In addition, employers who offer flexible work arrangements have a distinct competitive advantage during the hiring process. Almost all leaders (97%) said that flexibility is important to their overall HR strategy, while 78% of hourly workers said it’s an important factor when choosing an employer. Not surprisingly, younger generations were even more likely to say flexibility is important – something to consider for companies looking to recruit the next generation of talent. And employers should note the effect of this key benefit on talent retention in addition to recruitment. Nearly one in five hourly workers (18%) said that a lack of flexibility is the leading reason why they would quit their jobs.

Despite the benefits of offering flexibility to hourly workers, only the most progressive employers currently do so. Yet our study found that 88% of employers and 86% of hourly workers believe that hourly workers should get the same (or some of the same) degree of flexibility as salaried workers. Of course, it’s true that not every employee can have access to the same types of flexible arrangements. However, both employers (90%) and hourly workers (84%) agree that it is possible for hourly workers to have flexibility even if they have to be physically present to perform their job.

There’s a clear gap between the current reality for hourly workers, and the perceptions revealed in our study. Why do so few businesses offer benefits like flexibility to their hourly workers, if so many believe these workers should be treated the same? And what are they doing to close that gap? Almost three-quarters of employers already allow their hourly workers to choose their own shifts, 87% are discussing a flexible hourly worker programme, and 80% are open to it. But only 27% said they recognize the benefits of such a programme, indicating that work-life flexibility still remains a poorly understood concept.

Despite this gap in awareness, our research shows that many employers recognize the critical role they play in creating a workplace that meets the work-life needs of their hourly employees.

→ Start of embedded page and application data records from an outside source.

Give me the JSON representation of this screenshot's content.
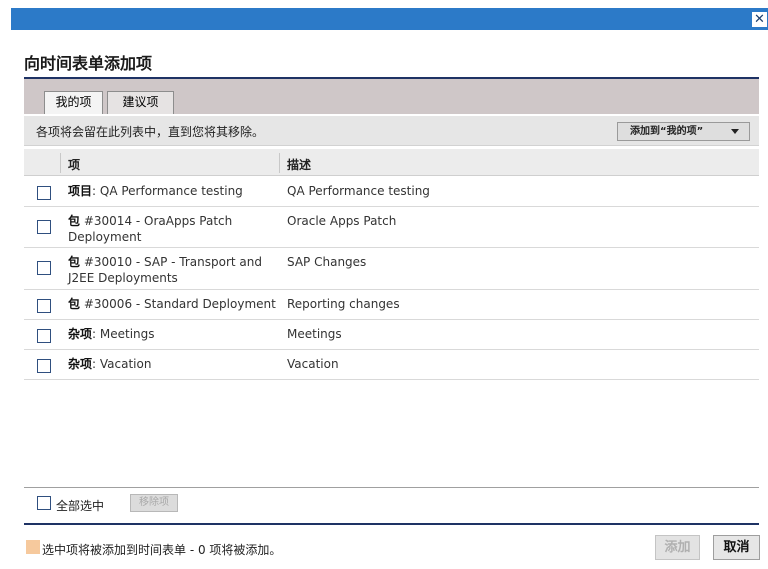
{
  "dialog": {
    "title": "向时间表单添加项",
    "close_glyph": "✕"
  },
  "tabs": [
    {
      "label": "我的项",
      "active": true
    },
    {
      "label": "建议项",
      "active": false
    }
  ],
  "info": {
    "text": "各项将会留在此列表中，直到您将其移除。",
    "add_to_mine_label": "添加到“我的项”"
  },
  "table": {
    "columns": [
      "项",
      "描述"
    ],
    "rows": [
      {
        "kind": "项目",
        "sep": ": ",
        "name": "QA Performance testing",
        "description": "QA Performance testing"
      },
      {
        "kind": "包",
        "sep": " ",
        "name": "#30014 - OraApps Patch Deployment",
        "description": "Oracle Apps Patch"
      },
      {
        "kind": "包",
        "sep": " ",
        "name": "#30010 - SAP - Transport and J2EE Deployments",
        "description": "SAP Changes"
      },
      {
        "kind": "包",
        "sep": " ",
        "name": "#30006 - Standard Deployment",
        "description": "Reporting changes"
      },
      {
        "kind": "杂项",
        "sep": ": ",
        "name": "Meetings",
        "description": "Meetings"
      },
      {
        "kind": "杂项",
        "sep": ": ",
        "name": "Vacation",
        "description": "Vacation"
      }
    ]
  },
  "bulk": {
    "select_all_label": "全部选中",
    "remove_label": "移除项"
  },
  "footer": {
    "legend_text": "选中项将被添加到时间表单",
    "count_text": " - 0 项将被添加。",
    "add_button": "添加",
    "cancel_button": "取消"
  },
  "colors": {
    "titlebar": "#2c7ac8",
    "rule": "#1e3264",
    "legend_swatch": "#f6c99d",
    "tab_strip": "#cfc7c8"
  },
  "icons": {
    "close": "close-icon",
    "dropdown": "caret-down-icon"
  }
}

As COVID-19 continues to put added stress on these workers and their families, forward-thinking companies would be wise to re-examine their approach to offering benefits, including flexible work arrangements. Those that do so will benefit from more satisfied and productive workers, and a greater ability to attract and retain the best talent.